Problem details: Write each entry out again exactly, with nothing omitted.
········
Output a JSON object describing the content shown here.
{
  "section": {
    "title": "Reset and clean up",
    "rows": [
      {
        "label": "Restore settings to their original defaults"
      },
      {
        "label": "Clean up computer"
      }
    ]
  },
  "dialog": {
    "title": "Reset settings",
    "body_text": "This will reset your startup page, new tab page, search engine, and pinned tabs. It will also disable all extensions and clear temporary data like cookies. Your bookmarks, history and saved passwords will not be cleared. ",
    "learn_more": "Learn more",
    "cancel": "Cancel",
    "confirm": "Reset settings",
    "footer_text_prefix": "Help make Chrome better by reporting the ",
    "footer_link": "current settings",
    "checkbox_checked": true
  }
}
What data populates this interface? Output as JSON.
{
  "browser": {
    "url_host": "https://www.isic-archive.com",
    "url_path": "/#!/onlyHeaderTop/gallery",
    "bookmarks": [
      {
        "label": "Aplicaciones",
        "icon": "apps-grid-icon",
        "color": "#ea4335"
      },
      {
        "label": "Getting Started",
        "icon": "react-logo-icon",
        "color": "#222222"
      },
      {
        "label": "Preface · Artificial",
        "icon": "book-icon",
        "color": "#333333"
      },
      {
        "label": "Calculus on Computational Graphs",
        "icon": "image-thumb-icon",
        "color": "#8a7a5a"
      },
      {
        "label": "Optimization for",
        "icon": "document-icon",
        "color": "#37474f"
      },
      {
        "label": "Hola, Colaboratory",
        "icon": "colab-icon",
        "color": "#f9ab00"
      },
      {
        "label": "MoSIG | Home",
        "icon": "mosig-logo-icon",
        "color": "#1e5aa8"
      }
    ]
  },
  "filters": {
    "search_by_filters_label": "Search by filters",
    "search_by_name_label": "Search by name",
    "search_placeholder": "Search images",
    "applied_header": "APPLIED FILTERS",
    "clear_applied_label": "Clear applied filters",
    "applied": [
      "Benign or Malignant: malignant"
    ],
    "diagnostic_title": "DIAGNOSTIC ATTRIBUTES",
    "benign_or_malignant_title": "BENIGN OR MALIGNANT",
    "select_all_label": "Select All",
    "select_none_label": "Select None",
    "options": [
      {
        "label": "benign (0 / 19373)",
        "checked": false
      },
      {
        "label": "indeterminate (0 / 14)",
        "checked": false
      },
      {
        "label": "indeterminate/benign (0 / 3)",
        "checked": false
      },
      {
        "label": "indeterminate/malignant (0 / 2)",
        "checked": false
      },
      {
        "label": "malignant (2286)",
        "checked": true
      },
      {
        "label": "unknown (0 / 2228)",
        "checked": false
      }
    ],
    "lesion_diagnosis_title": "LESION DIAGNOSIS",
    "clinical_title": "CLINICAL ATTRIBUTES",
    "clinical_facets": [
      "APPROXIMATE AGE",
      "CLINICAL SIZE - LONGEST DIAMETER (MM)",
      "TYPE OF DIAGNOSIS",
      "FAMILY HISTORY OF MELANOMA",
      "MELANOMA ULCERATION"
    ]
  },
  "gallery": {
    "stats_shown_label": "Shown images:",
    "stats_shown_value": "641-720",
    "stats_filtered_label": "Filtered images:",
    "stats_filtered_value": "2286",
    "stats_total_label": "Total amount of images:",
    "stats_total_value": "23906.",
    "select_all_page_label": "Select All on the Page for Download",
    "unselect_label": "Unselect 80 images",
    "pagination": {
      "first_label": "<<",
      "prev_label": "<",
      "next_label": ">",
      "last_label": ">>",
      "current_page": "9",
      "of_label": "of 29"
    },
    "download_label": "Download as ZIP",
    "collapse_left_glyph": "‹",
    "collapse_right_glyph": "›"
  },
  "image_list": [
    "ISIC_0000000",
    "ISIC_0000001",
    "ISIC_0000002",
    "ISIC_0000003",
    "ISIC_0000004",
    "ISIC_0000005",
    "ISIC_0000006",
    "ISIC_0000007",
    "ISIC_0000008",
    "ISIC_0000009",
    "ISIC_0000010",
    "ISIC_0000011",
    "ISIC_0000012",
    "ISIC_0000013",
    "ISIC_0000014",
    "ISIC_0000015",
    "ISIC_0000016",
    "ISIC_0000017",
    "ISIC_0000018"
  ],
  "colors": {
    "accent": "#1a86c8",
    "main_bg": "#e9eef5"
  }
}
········
Task output:
Output a JSON object describing the content shown here.
{
  "section": {
    "title": "Reset and clean up",
    "rows": [
      {
        "label": "Restore settings to their original defaults"
      },
      {
        "label": "Clean up computer"
      }
    ]
  },
  "dialog": {
    "title": "Reset settings",
    "body_text": "This will reset your startup page, new tab page, search engine, and pinned tabs. It will also disable all extensions and clear temporary data like cookies. Your bookmarks, history and saved passwords will not be cleared. ",
    "learn_more": "Learn more",
    "cancel": "Cancel",
    "confirm": "Reset settings",
    "footer_text_prefix": "Help make Chrome better by reporting the ",
    "footer_link": "current settings",
    "checkbox_checked": true
  }
}
What data populates this interface? Output as JSON.
{
  "browser": {
    "url_host": "https://www.isic-archive.com",
    "url_path": "/#!/onlyHeaderTop/gallery",
    "bookmarks": [
      {
        "label": "Aplicaciones",
        "icon": "apps-grid-icon",
        "color": "#ea4335"
      },
      {
        "label": "Getting Started",
        "icon": "react-logo-icon",
        "color": "#222222"
      },
      {
        "label": "Preface · Artificial",
        "icon": "book-icon",
        "color": "#333333"
      },
      {
        "label": "Calculus on Computational Graphs",
        "icon": "image-thumb-icon",
        "color": "#8a7a5a"
      },
      {
        "label": "Optimization for",
        "icon": "document-icon",
        "color": "#37474f"
      },
      {
        "label": "Hola, Colaboratory",
        "icon": "colab-icon",
        "color": "#f9ab00"
      },
      {
        "label": "MoSIG | Home",
        "icon": "mosig-logo-icon",
        "color": "#1e5aa8"
      }
    ]
  },
  "filters": {
    "search_by_filters_label": "Search by filters",
    "search_by_name_label": "Search by name",
    "search_placeholder": "Search images",
    "applied_header": "APPLIED FILTERS",
    "clear_applied_label": "Clear applied filters",
    "applied": [
      "Benign or Malignant: malignant"
    ],
    "diagnostic_title": "DIAGNOSTIC ATTRIBUTES",
    "benign_or_malignant_title": "BENIGN OR MALIGNANT",
    "select_all_label": "Select All",
    "select_none_label": "Select None",
    "options": [
      {
        "label": "benign (0 / 19373)",
        "checked": false
      },
      {
        "label": "indeterminate (0 / 14)",
        "checked": false
      },
      {
        "label": "indeterminate/benign (0 / 3)",
        "checked": false
      },
      {
        "label": "indeterminate/malignant (0 / 2)",
        "checked": false
      },
      {
        "label": "malignant (2286)",
        "checked": true
      },
      {
        "label": "unknown (0 / 2228)",
        "checked": false
      }
    ],
    "lesion_diagnosis_title": "LESION DIAGNOSIS",
    "clinical_title": "CLINICAL ATTRIBUTES",
    "clinical_facets": [
      "APPROXIMATE AGE",
      "CLINICAL SIZE - LONGEST DIAMETER (MM)",
      "TYPE OF DIAGNOSIS",
      "FAMILY HISTORY OF MELANOMA",
      "MELANOMA ULCERATION"
    ]
  },
  "gallery": {
    "stats_shown_label": "Shown images:",
    "stats_shown_value": "641-720",
    "stats_filtered_label": "Filtered images:",
    "stats_filtered_value": "2286",
    "stats_total_label": "Total amount of images:",
    "stats_total_value": "23906.",
    "select_all_page_label": "Select All on the Page for Download",
    "unselect_label": "Unselect 80 images",
    "pagination": {
      "first_label": "<<",
      "prev_label": "<",
      "next_label": ">",
      "last_label": ">>",
      "current_page": "9",
      "of_label": "of 29"
    },
    "download_label": "Download as ZIP",
    "collapse_left_glyph": "‹",
    "collapse_right_glyph": "›"
  },
  "image_list": [
    "ISIC_0000000",
    "ISIC_0000001",
    "ISIC_0000002",
    "ISIC_0000003",
    "ISIC_0000004",
    "ISIC_0000005",
    "ISIC_0000006",
    "ISIC_0000007",
    "ISIC_0000008",
    "ISIC_0000009",
    "ISIC_0000010",
    "ISIC_0000011",
    "ISIC_0000012",
    "ISIC_0000013",
    "ISIC_0000014",
    "ISIC_0000015",
    "ISIC_0000016",
    "ISIC_0000017",
    "ISIC_0000018"
  ],
  "colors": {
    "accent": "#1a86c8",
    "main_bg": "#e9eef5"
  }
}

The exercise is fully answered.